Luck, who currently works for the NCAA in its eligibility department, will vacate his post and relocate from Indianapolis to Connecticut for the new job.

“The XFL will be a labor of love as I get to combine my experiences as a player and executive,” Luck wrote in an email to ESPN’s Adam Schefter. “I’m thrilled to have this unique opportunity to reimagine the game that has been a constant in my life for 40 years.”

The XFL is set for relaunch in 2020. Its founder, WWE chairman Vince McMahon, tried to get the league off the ground in 2001 but it folded after one season.

Luck has a wealth of executive experience in the sports industry and previously served as president of the now-defunct NFL Europe.

“Oliver and I share the same vision and passion for reimagining the game of football,” McMahon said in a statement. “His experience as both an athlete and executive will ensure the long-term success of the XFL.”

The 58-year-old Luck had a short playing career in the NFL, suiting up for the Houston Oilers from 1982-86.

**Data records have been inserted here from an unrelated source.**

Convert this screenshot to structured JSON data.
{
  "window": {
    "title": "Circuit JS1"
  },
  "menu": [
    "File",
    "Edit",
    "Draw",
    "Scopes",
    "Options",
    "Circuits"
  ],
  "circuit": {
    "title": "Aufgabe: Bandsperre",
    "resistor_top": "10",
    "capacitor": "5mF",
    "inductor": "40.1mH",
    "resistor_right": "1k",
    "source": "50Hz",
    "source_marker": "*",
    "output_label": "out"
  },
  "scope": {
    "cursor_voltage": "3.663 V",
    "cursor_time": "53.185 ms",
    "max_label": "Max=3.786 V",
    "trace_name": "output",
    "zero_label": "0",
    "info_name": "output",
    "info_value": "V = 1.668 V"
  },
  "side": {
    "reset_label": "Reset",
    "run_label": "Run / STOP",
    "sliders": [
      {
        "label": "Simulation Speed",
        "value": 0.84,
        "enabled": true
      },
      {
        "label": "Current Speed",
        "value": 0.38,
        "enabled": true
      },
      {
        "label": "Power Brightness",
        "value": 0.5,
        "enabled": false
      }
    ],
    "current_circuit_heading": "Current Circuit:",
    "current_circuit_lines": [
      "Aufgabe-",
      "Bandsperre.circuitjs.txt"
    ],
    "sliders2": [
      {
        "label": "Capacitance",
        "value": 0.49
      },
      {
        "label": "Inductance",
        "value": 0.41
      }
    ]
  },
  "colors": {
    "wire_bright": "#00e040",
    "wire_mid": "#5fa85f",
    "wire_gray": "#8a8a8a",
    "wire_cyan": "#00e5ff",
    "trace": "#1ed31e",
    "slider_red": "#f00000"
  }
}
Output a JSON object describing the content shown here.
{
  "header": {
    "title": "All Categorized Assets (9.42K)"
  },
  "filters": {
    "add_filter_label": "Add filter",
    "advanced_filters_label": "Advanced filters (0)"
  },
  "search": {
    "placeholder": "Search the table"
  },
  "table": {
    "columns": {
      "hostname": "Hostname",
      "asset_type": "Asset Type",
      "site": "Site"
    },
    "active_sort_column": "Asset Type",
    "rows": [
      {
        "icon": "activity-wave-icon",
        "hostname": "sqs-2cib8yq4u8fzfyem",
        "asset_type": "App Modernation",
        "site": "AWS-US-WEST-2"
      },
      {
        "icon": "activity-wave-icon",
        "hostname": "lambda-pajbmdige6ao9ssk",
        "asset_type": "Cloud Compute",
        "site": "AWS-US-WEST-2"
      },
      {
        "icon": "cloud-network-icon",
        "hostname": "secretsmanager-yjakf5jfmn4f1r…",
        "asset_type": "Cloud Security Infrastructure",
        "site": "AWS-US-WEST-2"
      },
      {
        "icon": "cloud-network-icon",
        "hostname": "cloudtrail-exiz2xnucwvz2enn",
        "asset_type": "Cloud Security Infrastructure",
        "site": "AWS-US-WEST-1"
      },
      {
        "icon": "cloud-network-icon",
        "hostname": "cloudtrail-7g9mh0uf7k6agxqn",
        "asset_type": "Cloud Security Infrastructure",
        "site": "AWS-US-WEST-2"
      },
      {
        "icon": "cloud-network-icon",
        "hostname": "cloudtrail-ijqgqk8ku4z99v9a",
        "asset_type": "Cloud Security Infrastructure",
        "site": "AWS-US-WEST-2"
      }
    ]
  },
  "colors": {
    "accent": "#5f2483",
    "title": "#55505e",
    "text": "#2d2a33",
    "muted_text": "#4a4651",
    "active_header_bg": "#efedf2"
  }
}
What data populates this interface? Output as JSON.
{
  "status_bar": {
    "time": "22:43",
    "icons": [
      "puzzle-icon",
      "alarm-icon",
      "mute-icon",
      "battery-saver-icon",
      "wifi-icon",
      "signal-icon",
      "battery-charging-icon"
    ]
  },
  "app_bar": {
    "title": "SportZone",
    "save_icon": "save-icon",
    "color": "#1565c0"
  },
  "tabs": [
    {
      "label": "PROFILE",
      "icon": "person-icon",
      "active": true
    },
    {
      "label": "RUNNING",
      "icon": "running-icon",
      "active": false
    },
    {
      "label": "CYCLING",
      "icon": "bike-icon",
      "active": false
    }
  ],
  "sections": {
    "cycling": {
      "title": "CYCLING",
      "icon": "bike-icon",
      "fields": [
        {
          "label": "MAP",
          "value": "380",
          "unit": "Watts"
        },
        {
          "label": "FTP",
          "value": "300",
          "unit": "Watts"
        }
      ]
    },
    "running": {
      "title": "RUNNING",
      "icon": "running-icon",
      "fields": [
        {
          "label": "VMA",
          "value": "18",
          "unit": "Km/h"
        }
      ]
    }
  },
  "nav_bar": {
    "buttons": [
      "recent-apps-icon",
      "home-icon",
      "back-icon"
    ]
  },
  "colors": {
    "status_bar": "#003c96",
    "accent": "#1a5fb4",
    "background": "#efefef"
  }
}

The Los Angeles Clippers are armed with two lottery picks in the upcoming draft, but they may be looking to move up from their pedestrian slots at Nos. 12 and 13 to give themselves a better chance at drafting a blue-chipper.

The Clippers, who have their own first-rounder and the Detroit Pistons‘ pick (acquired in the Blake Griffin trade), are “open to moving up in the draft,” rival executives told The Ringer’s Kevin O’Connor.

One player they would likely target with a higher pick is Missouri forward Michael Porter Jr., a front-office exec. told O’Connor. Porter profiles as a fluid, scoring combo forward, not unlike the Clippers’ own Tobias Harris. He could make the team more dynamic and versatile on both ends of the floor.

It’s unclear, though, whether the Clippers – who have been reckless about tossing away first-rounders in recent years and have whiffed on just about everything since taking Griffin first overall in 2009 – would be willing to swap both their late-lottery picks for a crack at drafting Porter. Most mock drafts currently have him going in the top eight.